(RxWiki News) There have been several advances in breast cancer treatment. But it is natural to wonder if you could do something to avoid the disease. Researchers believe exercise may help fight off breast cancer.
The results of a recent study suggest that moderate-to-intense physical activity may reduce the risk of breast cancer.
According to the study, moderate-to-vigorous activity performed during leisure time was more beneficial for cancer risk reduction in post-menopausal women than in pre-menopausal women.
Moderate-to-vigorous physical activity performed as part of household work was linked to a lower breast cancer risk in women of all age groups.
"Stay physically active to be healthy."
This study was conducted by Lindsay C. Kobayashi, a PhD candidate at the Department of Public Health Sciences, Queen’s University, Kingston, ON, Canada, and colleagues.
The aim of this study was to examine the link between moderate-to-vigorous intensity physical activity and the risk of breast cancer in women before and after menopause.
Previous studies have suggested that moderate-to-vigorous intensity exercise can reduce the risk of breast cancer by reducing fat, inflammation and hormone imbalances that are associated with breast cancer.
Though most studies state that moderate-to-intense activity is more effective than light activity for breast cancer risk reduction, it is unclear how cancer risk is affected by exercise at different stages in life.
For this study, the researchers looked at 1,110 women with breast cancer and 1,172 cancer-free women in Canada. They used questionnaires to assess the women's lifetime leisure time and household and occupational activity levels. The women were screened for breast cancer using mammograms.
The average weekly metabolic equivalent hours were calculated for different age periods (12–17, 18–34, 35–49, and ≥50 years) and for the total lifetime. Metabolic equivalent hours are a measure of energy expenditure. The higher the metabolic equivalent hours, the higher the energy burned by the exercise or activity.
Post-menopausal women who got more than 22.9 metabolic equivalent hours of leisure time activity (equivalent to running 3 hours a week) through their lifetime or more than 61.1 metabolic equivalent hours of household activity (equivalent to 24 hours of household work per week) had a 40 percent lower risk of breast cancer compared to women who got zero metabolic equivalent hours.

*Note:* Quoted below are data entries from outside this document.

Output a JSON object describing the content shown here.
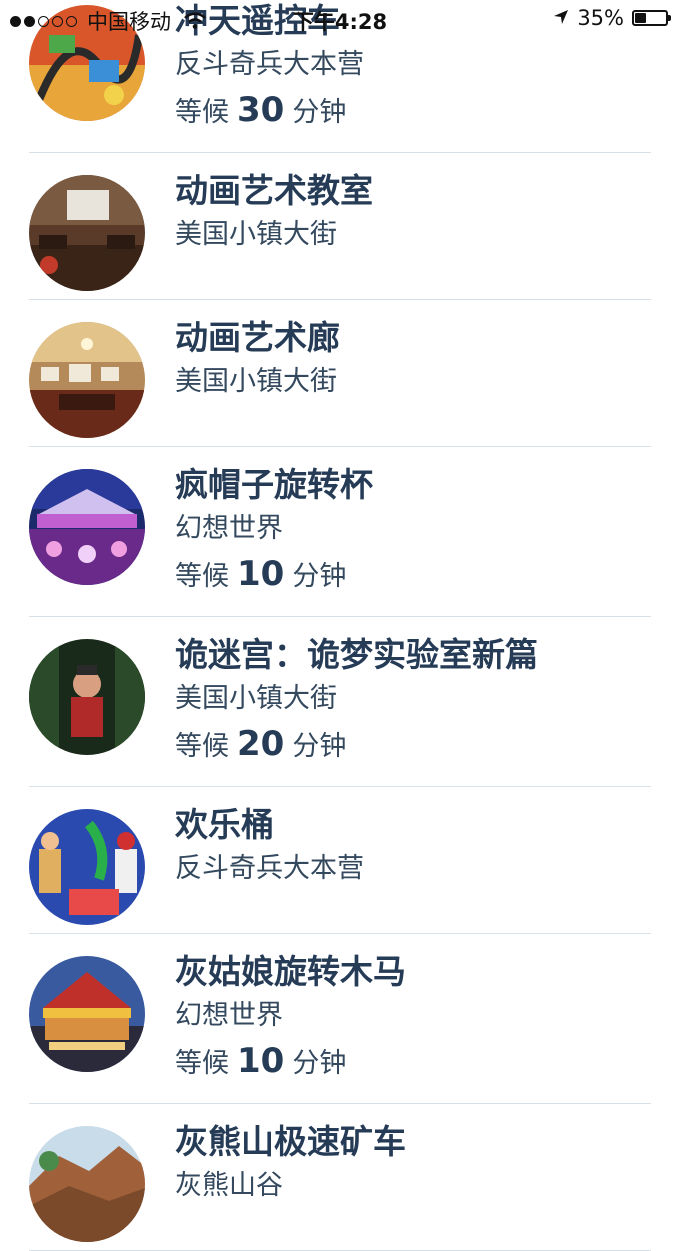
{
  "status_bar": {
    "carrier": "中国移动",
    "time": "下午4:28",
    "battery_text": "35%",
    "battery_level": 0.35
  },
  "attractions": [
    {
      "title": "冲天遥控车",
      "location": "反斗奇兵大本营",
      "wait_prefix": "等候",
      "wait_minutes": "30",
      "wait_suffix": "分钟",
      "image": "rc-racer"
    },
    {
      "title": "动画艺术教室",
      "location": "美国小镇大街",
      "image": "animation-academy"
    },
    {
      "title": "动画艺术廊",
      "location": "美国小镇大街",
      "image": "art-gallery"
    },
    {
      "title": "疯帽子旋转杯",
      "location": "幻想世界",
      "wait_prefix": "等候",
      "wait_minutes": "10",
      "wait_suffix": "分钟",
      "image": "mad-hatter"
    },
    {
      "title": "诡迷宫：诡梦实验室新篇",
      "location": "美国小镇大街",
      "wait_prefix": "等候",
      "wait_minutes": "20",
      "wait_suffix": "分钟",
      "image": "mystic-manor"
    },
    {
      "title": "欢乐桶",
      "location": "反斗奇兵大本营",
      "image": "slinky-barrel"
    },
    {
      "title": "灰姑娘旋转木马",
      "location": "幻想世界",
      "wait_prefix": "等候",
      "wait_minutes": "10",
      "wait_suffix": "分钟",
      "image": "carousel"
    },
    {
      "title": "灰熊山极速矿车",
      "location": "灰熊山谷",
      "image": "grizzly-mine"
    }
  ]
}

Among the post-menopausal women, leisure time moderate-to-vigorous physical activity after age 35 was strongly associated with reduced breast cancer risk, suggesting that older women reaped more benefits when they exercised.
Moderate to vigorous physical activity performed while engaging in day-to-day household work was associated with lower breast cancer risk at all adulthood ages.

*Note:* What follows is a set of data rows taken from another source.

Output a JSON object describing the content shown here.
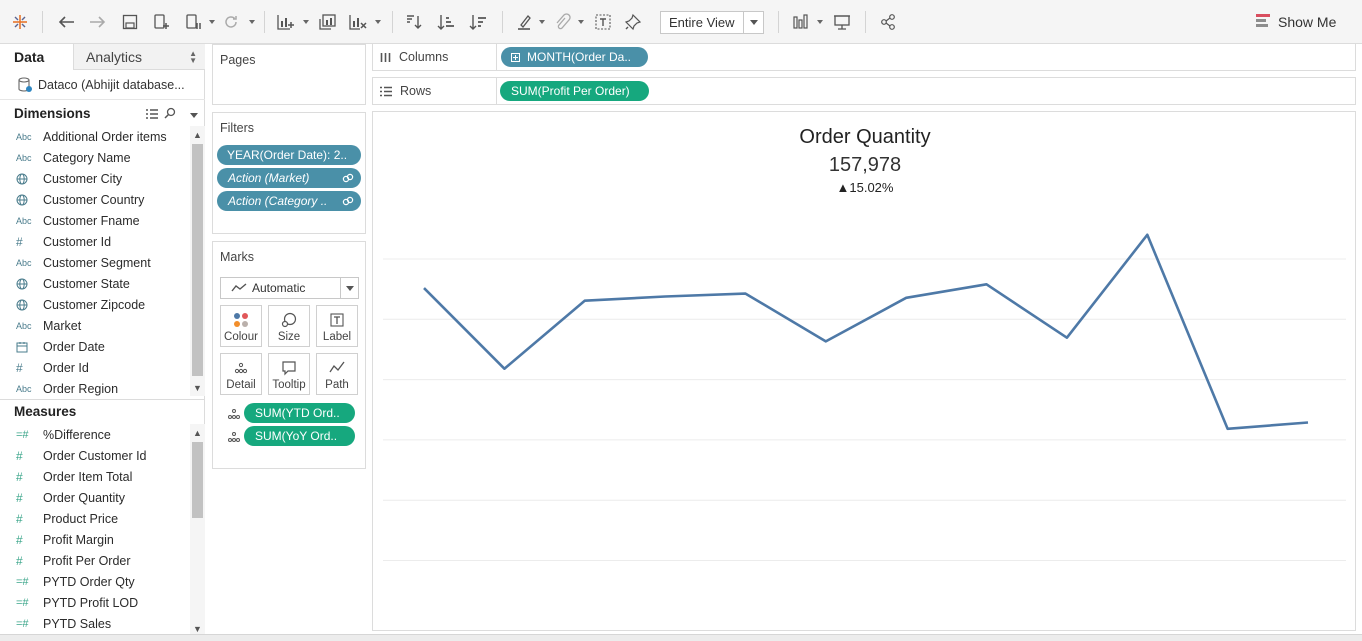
{
  "toolbar": {
    "icons": [
      "tableau-logo-icon",
      "undo-icon",
      "redo-icon",
      "save-icon",
      "new-datasource-icon",
      "pause-updates-icon",
      "refresh-icon",
      "new-worksheet-icon",
      "duplicate-icon",
      "clear-sheet-icon",
      "swap-icon",
      "sort-ascending-icon",
      "sort-descending-icon",
      "highlight-icon",
      "group-icon",
      "label-icon",
      "pin-icon",
      "chart-type-icon",
      "presentation-icon",
      "share-icon"
    ],
    "fit": "Entire View",
    "show_me": "Show Me"
  },
  "data_pane": {
    "tab_data": "Data",
    "tab_analytics": "Analytics",
    "datasource": "Dataco (Abhijit database...",
    "dimensions_title": "Dimensions",
    "measures_title": "Measures",
    "dimensions": [
      {
        "type": "Abc",
        "name": "Additional Order items"
      },
      {
        "type": "Abc",
        "name": "Category Name"
      },
      {
        "type": "geo",
        "name": "Customer City"
      },
      {
        "type": "geo",
        "name": "Customer Country"
      },
      {
        "type": "Abc",
        "name": "Customer Fname"
      },
      {
        "type": "#",
        "name": "Customer Id"
      },
      {
        "type": "Abc",
        "name": "Customer Segment"
      },
      {
        "type": "geo",
        "name": "Customer State"
      },
      {
        "type": "geo",
        "name": "Customer Zipcode"
      },
      {
        "type": "Abc",
        "name": "Market"
      },
      {
        "type": "date",
        "name": "Order Date"
      },
      {
        "type": "#",
        "name": "Order Id"
      },
      {
        "type": "Abc",
        "name": "Order Region"
      }
    ],
    "measures": [
      {
        "type": "=#",
        "name": "%Difference"
      },
      {
        "type": "#",
        "name": "Order Customer Id"
      },
      {
        "type": "#",
        "name": "Order Item Total"
      },
      {
        "type": "#",
        "name": "Order Quantity"
      },
      {
        "type": "#",
        "name": "Product Price"
      },
      {
        "type": "#",
        "name": "Profit Margin"
      },
      {
        "type": "#",
        "name": "Profit Per Order"
      },
      {
        "type": "=#",
        "name": "PYTD Order Qty"
      },
      {
        "type": "=#",
        "name": "PYTD Profit LOD"
      },
      {
        "type": "=#",
        "name": "PYTD Sales"
      }
    ]
  },
  "cards": {
    "pages_title": "Pages",
    "filters_title": "Filters",
    "filters": [
      {
        "label": "YEAR(Order Date): 2..",
        "italic": false
      },
      {
        "label": "Action (Market)",
        "italic": true
      },
      {
        "label": "Action (Category ..",
        "italic": true
      }
    ],
    "marks_title": "Marks",
    "mark_type": "Automatic",
    "mark_buttons": [
      "Colour",
      "Size",
      "Label",
      "Detail",
      "Tooltip",
      "Path"
    ],
    "mark_pills": [
      "SUM(YTD Ord..",
      "SUM(YoY Ord.."
    ]
  },
  "shelves": {
    "columns_label": "Columns",
    "columns_pill": "MONTH(Order Da..",
    "rows_label": "Rows",
    "rows_pill": "SUM(Profit Per Order)"
  },
  "view": {
    "title": "Order Quantity",
    "value": "157,978",
    "change": "▲15.02%",
    "line_color": "#4e79a7"
  },
  "chart_data": {
    "type": "line",
    "title": "Order Quantity",
    "x": [
      1,
      2,
      3,
      4,
      5,
      6,
      7,
      8,
      9,
      10,
      11,
      12
    ],
    "values": [
      0.795,
      0.603,
      0.765,
      0.775,
      0.782,
      0.668,
      0.772,
      0.804,
      0.677,
      0.922,
      0.46,
      0.475
    ],
    "ylim": [
      0,
      1
    ],
    "grid": true,
    "xlabel": "",
    "ylabel": ""
  }
}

"Our results are consistent with the World Cancer Research Fund/American Institute for Cancer Research guidelines for cancer prevention, which recommend 30 min/day of vigorous or 60 min/day of moderate activity," the authors pointed out in the study conclusion.

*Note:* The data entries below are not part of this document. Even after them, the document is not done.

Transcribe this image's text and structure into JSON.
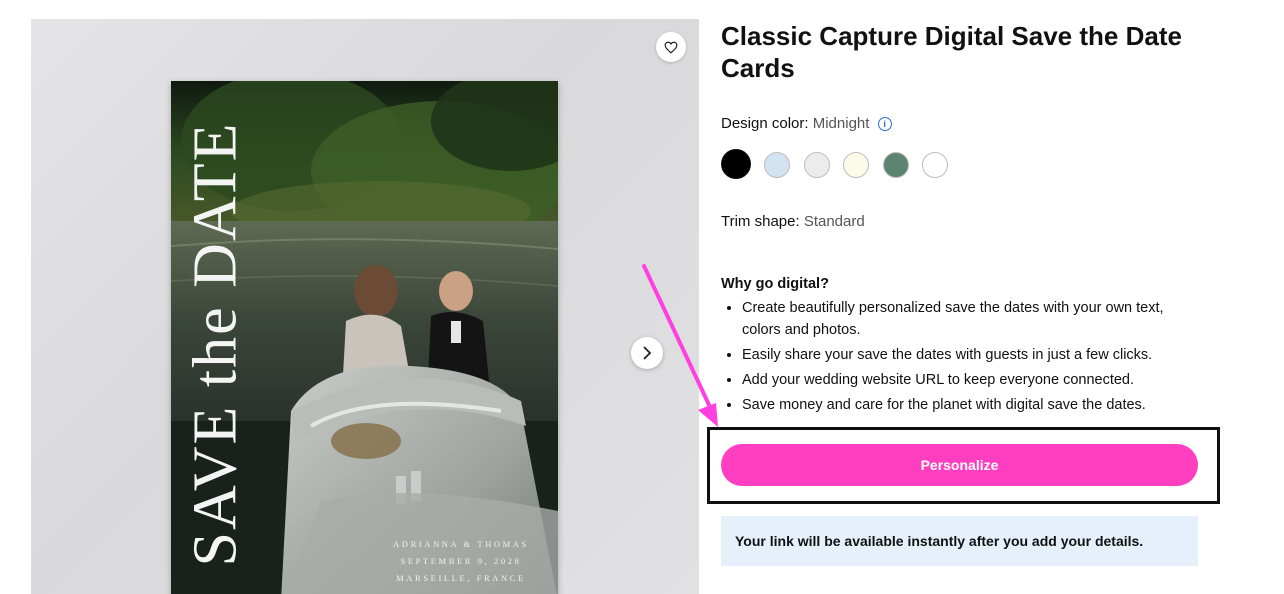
{
  "product": {
    "title": "Classic Capture Digital Save the Date Cards"
  },
  "design_color": {
    "label": "Design color:",
    "value": "Midnight",
    "info_icon": "info-icon",
    "swatches": [
      {
        "name": "Midnight",
        "color": "#000000",
        "selected": true
      },
      {
        "name": "light-blue",
        "color": "#d3e3f2",
        "selected": false
      },
      {
        "name": "light-gray",
        "color": "#ececec",
        "selected": false
      },
      {
        "name": "cream",
        "color": "#fbfbe9",
        "selected": false
      },
      {
        "name": "green",
        "color": "#5d8371",
        "selected": false
      },
      {
        "name": "white",
        "color": "#ffffff",
        "selected": false
      }
    ]
  },
  "trim": {
    "label": "Trim shape:",
    "value": "Standard"
  },
  "why_digital": {
    "heading": "Why go digital?",
    "bullets": [
      "Create beautifully personalized save the dates with your own text, colors and photos.",
      "Easily share your save the dates with guests in just a few clicks.",
      "Add your wedding website URL to keep everyone connected.",
      "Save money and care for the planet with digital save the dates."
    ]
  },
  "cta": {
    "personalize_label": "Personalize",
    "color": "#ff3fbf"
  },
  "notice": {
    "text": "Your link will be available instantly after you add your details."
  },
  "gallery": {
    "favorite_icon": "heart-icon",
    "next_icon": "chevron-right-icon",
    "card": {
      "vertical_text": "SAVE the DATE",
      "names": "ADRIANNA & THOMAS",
      "date": "SEPTEMBER 9, 2028",
      "location": "MARSEILLE, FRANCE"
    }
  },
  "annotation": {
    "arrow_color": "#ff3fe0",
    "box_color": "#111111"
  }
}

"This research supports the importance of leisure time moderate-to-vigorous physical activity after age 35 and highlights the role of moderate-to-vigorous household activities in reducing breast cancer risk among post-menopausal women," the authors concluded.
According to owner and head trainer at Integrated Fitness and dailyRx contributing expert Jim Crowell, "A quality diet and a quality workout regimen will show the best health metrics in the broadest demographic of people. I have seen my clients get tremendous results in health metrics from a consistent workout routine."
"I am also a firm believer that, as health metrics decrease, as fat increases, and as lean muscle reduces, people are at greater risk of diseases, including life threatening diseases such as cancer. Under a safe workout environment people would, in most cases, benefit greatly from adding a quality workout regimen to their daily lives," said Crowell.
The results of this study were published in July in Breast Cancer Research and Treatment.
This study was funded by the Canadian Institutes of Health Research/Canadian Breast Cancer Research Alliance. No conflicts of interest were reported.